-- Opening Marker --

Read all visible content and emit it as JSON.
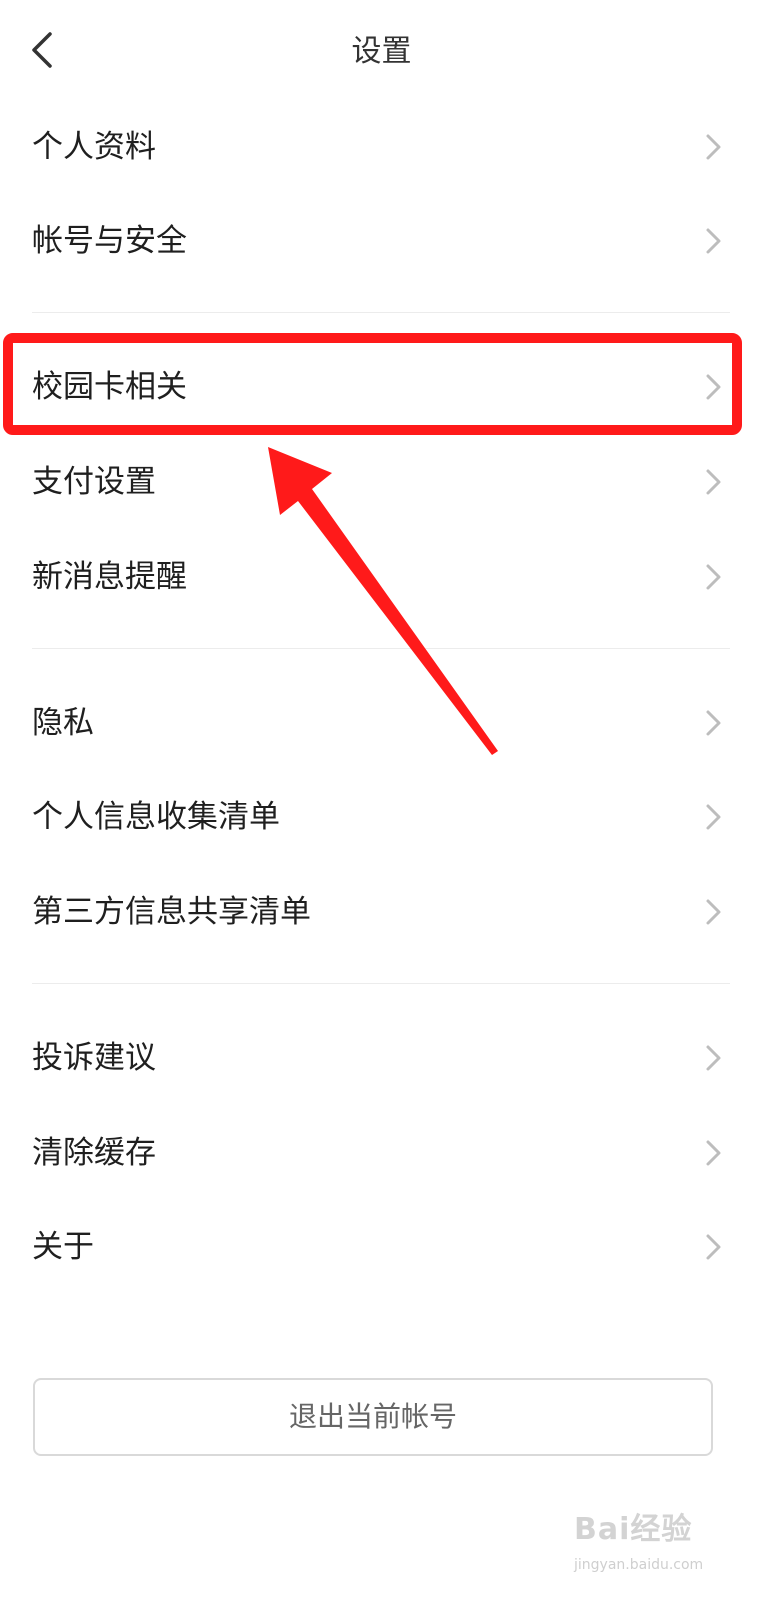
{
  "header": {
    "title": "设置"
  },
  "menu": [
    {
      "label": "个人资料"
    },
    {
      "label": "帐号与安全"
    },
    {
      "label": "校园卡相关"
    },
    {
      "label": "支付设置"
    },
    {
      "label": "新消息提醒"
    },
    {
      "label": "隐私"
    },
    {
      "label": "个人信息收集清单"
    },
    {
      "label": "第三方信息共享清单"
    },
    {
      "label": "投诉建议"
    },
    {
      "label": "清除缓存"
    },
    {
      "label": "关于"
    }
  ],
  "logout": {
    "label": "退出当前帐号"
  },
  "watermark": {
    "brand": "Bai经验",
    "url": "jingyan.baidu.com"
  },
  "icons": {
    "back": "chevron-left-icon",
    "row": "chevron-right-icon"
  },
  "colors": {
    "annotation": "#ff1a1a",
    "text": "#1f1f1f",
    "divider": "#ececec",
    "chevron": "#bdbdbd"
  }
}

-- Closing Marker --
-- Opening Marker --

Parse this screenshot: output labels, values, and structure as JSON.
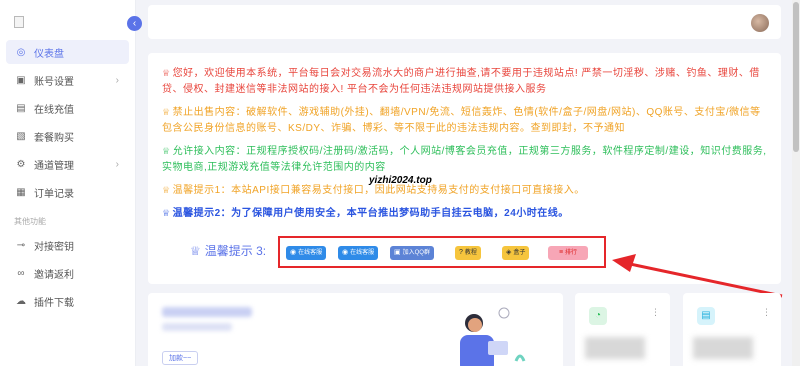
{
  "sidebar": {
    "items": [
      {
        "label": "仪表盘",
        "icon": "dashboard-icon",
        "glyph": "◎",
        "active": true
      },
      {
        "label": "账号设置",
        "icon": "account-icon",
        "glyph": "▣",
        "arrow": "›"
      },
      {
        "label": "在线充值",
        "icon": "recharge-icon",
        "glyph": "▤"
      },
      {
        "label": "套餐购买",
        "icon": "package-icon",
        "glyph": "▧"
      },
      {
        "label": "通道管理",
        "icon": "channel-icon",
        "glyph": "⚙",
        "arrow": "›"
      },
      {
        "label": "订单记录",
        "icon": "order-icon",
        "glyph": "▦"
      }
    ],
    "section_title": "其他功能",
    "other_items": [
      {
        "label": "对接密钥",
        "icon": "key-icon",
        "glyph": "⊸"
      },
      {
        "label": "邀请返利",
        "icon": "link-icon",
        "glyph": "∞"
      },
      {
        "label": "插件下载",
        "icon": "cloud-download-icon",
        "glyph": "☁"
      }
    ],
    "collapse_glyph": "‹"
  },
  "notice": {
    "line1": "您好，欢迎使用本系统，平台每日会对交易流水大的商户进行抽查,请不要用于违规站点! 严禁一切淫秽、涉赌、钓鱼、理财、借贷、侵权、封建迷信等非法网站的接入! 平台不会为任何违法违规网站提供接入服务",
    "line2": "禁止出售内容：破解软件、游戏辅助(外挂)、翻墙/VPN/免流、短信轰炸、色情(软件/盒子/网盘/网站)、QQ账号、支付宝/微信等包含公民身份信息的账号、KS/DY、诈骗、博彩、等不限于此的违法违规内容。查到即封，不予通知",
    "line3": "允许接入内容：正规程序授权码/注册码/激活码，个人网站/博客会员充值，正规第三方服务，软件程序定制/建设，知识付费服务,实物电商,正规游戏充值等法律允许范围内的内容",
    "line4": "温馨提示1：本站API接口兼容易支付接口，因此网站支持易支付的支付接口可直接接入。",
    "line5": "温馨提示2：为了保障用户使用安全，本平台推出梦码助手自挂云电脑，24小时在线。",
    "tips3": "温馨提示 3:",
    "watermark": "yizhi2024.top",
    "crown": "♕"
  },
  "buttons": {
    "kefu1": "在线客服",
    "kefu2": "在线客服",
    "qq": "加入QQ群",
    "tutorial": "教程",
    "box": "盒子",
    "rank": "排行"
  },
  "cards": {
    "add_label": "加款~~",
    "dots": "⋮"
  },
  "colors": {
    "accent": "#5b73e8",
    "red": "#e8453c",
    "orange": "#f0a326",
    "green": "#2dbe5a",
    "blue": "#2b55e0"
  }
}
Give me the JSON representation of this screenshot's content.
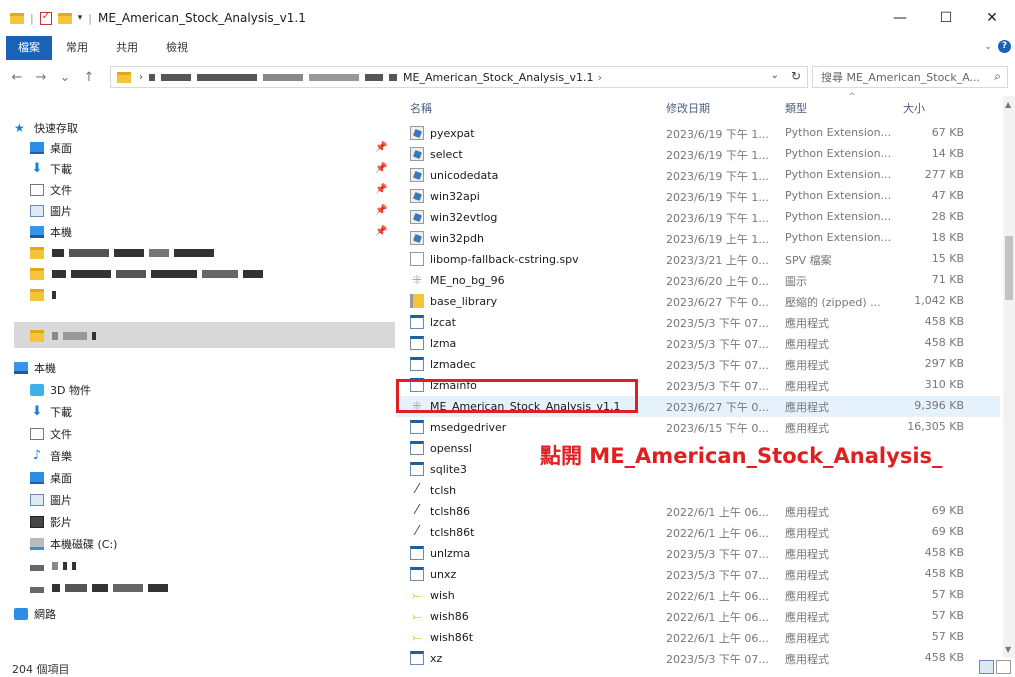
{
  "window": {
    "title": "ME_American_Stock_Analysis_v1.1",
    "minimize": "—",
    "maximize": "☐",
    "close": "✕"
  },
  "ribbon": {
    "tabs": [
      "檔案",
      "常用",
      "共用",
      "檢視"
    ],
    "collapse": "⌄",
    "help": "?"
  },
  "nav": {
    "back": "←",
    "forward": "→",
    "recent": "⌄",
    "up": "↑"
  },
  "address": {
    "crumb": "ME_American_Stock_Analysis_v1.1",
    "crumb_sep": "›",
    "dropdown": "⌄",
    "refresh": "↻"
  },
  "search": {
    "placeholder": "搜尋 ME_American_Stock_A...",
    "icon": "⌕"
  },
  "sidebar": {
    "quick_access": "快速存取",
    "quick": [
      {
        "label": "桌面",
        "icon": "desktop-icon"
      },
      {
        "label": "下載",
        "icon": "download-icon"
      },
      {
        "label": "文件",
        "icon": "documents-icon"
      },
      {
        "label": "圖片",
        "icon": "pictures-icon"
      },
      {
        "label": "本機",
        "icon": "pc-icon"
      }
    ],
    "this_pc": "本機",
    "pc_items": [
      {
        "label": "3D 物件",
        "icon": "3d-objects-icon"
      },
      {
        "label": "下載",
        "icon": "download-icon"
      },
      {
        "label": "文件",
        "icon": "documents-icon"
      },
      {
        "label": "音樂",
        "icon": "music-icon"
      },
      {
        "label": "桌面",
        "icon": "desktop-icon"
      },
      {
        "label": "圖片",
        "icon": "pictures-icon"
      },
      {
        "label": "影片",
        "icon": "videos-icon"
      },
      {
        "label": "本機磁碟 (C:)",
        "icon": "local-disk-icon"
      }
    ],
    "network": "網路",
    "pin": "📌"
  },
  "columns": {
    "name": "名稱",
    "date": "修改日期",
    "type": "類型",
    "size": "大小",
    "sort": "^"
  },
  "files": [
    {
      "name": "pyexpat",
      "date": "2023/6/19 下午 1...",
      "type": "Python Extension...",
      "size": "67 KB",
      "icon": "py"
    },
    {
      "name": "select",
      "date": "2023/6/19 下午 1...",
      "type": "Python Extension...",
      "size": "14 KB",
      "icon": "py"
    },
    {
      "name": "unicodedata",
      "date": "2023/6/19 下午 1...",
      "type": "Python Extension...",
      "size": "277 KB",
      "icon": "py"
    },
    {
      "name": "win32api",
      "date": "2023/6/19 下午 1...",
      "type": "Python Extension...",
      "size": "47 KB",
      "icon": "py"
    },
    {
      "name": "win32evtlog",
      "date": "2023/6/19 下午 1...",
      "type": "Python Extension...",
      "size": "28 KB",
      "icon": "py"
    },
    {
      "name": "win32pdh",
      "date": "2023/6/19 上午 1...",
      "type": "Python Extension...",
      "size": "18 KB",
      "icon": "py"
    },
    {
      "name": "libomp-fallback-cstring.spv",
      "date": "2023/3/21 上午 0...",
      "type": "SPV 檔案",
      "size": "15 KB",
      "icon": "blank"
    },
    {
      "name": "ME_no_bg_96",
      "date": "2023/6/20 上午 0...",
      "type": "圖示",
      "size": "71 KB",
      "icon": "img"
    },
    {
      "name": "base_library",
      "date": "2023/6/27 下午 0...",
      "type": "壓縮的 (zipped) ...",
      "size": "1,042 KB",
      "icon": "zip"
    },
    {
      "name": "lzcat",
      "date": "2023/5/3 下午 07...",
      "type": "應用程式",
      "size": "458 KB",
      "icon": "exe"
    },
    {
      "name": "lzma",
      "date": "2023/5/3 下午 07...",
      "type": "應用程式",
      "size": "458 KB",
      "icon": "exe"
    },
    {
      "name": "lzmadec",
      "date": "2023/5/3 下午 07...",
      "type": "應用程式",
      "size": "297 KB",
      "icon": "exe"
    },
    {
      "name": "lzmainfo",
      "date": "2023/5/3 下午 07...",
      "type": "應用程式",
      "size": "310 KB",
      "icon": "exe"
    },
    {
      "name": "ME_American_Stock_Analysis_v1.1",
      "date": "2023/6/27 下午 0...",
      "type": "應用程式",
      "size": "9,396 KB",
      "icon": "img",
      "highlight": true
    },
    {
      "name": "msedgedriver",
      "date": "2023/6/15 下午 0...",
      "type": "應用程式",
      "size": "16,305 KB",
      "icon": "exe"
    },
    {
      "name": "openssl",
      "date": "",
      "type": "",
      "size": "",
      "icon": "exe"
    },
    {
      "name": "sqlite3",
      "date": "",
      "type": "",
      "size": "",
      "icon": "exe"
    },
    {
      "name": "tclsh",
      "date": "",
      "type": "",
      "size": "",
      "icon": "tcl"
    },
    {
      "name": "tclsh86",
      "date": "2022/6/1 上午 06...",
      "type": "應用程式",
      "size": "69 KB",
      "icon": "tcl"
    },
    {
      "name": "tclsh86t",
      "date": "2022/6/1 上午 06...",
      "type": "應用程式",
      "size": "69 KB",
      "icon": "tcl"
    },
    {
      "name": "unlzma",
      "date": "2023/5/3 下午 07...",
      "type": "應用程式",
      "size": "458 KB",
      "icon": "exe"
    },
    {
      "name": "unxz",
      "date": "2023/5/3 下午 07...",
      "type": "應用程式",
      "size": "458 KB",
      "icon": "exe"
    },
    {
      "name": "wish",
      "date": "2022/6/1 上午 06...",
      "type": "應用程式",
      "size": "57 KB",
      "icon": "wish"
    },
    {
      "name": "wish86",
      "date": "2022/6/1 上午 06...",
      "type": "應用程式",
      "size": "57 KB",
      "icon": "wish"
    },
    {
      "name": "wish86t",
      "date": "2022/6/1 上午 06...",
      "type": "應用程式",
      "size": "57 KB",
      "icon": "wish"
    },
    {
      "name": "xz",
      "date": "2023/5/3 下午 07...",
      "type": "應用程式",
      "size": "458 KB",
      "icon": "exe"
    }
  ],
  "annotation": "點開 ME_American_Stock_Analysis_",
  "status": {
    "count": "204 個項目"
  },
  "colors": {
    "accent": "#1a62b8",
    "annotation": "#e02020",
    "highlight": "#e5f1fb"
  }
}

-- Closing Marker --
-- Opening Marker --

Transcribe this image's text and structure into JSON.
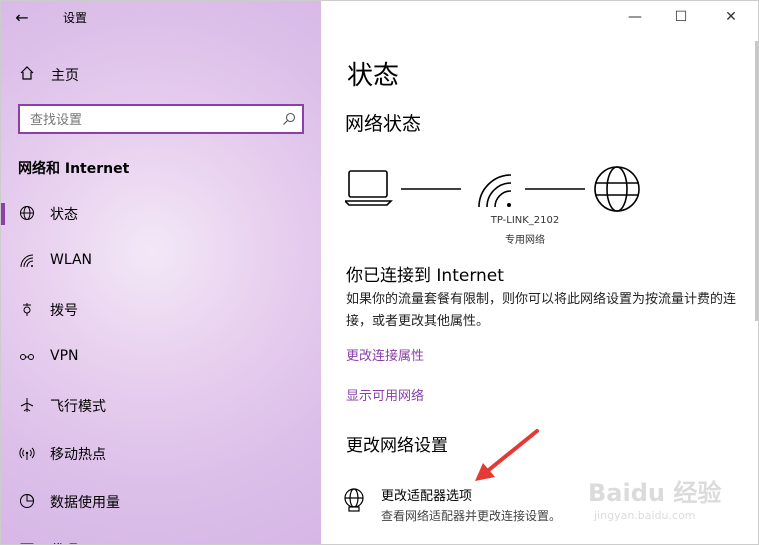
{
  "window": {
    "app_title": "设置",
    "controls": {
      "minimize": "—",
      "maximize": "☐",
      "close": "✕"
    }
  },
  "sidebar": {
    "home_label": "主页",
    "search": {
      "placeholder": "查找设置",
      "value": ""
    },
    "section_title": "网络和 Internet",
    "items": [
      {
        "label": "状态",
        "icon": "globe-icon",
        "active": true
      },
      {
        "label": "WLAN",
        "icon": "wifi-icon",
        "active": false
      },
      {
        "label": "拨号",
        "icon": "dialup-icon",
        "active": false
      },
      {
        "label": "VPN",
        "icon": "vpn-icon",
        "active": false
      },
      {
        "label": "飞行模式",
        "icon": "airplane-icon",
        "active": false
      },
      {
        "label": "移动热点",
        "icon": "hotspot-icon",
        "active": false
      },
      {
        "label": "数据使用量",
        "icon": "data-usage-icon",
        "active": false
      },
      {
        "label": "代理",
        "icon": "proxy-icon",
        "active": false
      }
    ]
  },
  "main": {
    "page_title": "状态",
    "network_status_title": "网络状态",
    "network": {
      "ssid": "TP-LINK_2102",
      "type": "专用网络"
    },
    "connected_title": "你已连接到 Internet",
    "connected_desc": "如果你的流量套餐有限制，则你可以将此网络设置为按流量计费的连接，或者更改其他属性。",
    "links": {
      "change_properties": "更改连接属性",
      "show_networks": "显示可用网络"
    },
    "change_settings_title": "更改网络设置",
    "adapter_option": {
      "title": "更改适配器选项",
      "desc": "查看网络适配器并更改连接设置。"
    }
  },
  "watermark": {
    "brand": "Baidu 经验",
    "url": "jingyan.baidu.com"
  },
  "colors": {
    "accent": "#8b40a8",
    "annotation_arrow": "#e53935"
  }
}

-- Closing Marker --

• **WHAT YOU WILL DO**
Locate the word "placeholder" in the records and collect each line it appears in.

• **EXERCISE RESPONSE**
    "placeholder": "搜尋 ME_American_Stock_A...",
      "placeholder": "查找设置",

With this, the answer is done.